September is Childhood Obesity Awareness Month. Unfortunately, childhood obesity has become a major public health problem. Obese children are more likely to be obese adults, increasing their risk for diabetes and heart disease. But this trend isn’t waiting, we are diagnosing prediabetes, high cholesterol and high blood pressure in children before the age of 18. Another negative impact of childhood obesity not often talked about, is obese children are more likely to be bullied and shamed.
We know that childhood obesity is the result of eating too many calories and not getting enough exercise. About 1 in 5 children are obese. The prevalence of obesity in children and adolescents is higher among Hispanics, 22.4% and blacks, 20.2%. In comparison to whites, 14.1% and Asians at 8.6%. So why the disparity? Look no further than:

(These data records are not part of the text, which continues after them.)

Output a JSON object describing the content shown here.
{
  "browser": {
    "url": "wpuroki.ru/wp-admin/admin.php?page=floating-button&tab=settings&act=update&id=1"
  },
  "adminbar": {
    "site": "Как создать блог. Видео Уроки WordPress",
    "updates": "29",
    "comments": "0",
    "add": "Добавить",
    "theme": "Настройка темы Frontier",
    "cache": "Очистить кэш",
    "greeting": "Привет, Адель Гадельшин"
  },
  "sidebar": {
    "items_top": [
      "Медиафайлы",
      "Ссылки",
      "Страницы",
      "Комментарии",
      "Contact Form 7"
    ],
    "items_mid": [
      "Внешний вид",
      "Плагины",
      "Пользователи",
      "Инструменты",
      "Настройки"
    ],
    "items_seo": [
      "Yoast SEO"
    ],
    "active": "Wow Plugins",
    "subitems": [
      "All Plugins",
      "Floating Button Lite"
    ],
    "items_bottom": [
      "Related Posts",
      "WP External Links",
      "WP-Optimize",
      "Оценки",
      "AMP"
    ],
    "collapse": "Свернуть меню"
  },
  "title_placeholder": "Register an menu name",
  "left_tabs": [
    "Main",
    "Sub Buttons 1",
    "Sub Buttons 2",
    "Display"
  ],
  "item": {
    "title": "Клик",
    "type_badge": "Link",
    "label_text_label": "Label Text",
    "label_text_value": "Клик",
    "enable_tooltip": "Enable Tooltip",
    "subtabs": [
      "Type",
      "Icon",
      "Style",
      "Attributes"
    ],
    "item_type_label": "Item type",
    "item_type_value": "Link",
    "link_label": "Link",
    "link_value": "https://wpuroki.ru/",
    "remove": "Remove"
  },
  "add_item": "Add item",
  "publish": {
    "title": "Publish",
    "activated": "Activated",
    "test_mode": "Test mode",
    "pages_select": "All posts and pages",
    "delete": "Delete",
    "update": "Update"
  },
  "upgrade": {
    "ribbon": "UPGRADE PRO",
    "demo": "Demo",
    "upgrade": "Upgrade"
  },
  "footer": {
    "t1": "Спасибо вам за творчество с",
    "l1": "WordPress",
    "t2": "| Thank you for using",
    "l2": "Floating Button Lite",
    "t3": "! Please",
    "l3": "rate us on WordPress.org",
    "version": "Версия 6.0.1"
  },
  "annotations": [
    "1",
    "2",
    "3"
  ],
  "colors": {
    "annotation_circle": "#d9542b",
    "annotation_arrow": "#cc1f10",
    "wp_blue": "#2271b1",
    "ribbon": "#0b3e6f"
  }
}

- Socioeconomic factors. Families of lower socioeconomic status have less resources and less access to affordable foods. Secondly, poor communities tend to be oversaturated with fast food restaurants and with grocery stores that sell unhealthy food. Lastly, in certain improvised areas children lack a safe harbor where they can feel safe to be outdoors and be physically active.
So what is pushing childhood obesity overall in our nation?
- Sugary drinks. Children and aldolescents are consuming sodas and fruit drinks loaded with sugar.
- Processed foods. Parents are living in a rat-race, so often little time is available for cooking thus children and adolescents are eating ready to eat packaged foods. Or they are eating at fast food restaurants. These foods tend to be calorie dense and pack little in the way of nutrients.
- Large portion sizes. Most meals are supper sized.
- Television and Digital media. Kids are spending less time being active and more time being digitally connected.
What you can do as a parent to promote a healthy lifestyle
- Limit or eliminate access to surgery drinks.
- Limit access to television, phones and computers. It’s recommended that children and adolescents spend less than 2 hours per day of digital connectivity.
- Start early. Promote healthy eating and an active lifestyle at an early age.
- Visit with your child’s pediatrician or family physician to have your child’s risk of obesity assessed.
- Talk to your child and educate them. Be the resource they need. If necessary seek professional nutritional counseling.
- Pre-plan meals so that you can avoid finding yourself and your child at the fast food drive-thru.
- Have your kids eat more fresh fruits and vegetables.
- When age appreciate encourage your child to join you in the kitchen as you prepare a healthy meal.
- Encourage exercise and exercise as a family. Talk to your child’s physician about age-approriate recommendations and activity.
- Lead by example. Kids mimic what they see, so be an example and take the ride of a healthy lifestyle with your child.
by Marjorie Binette, MD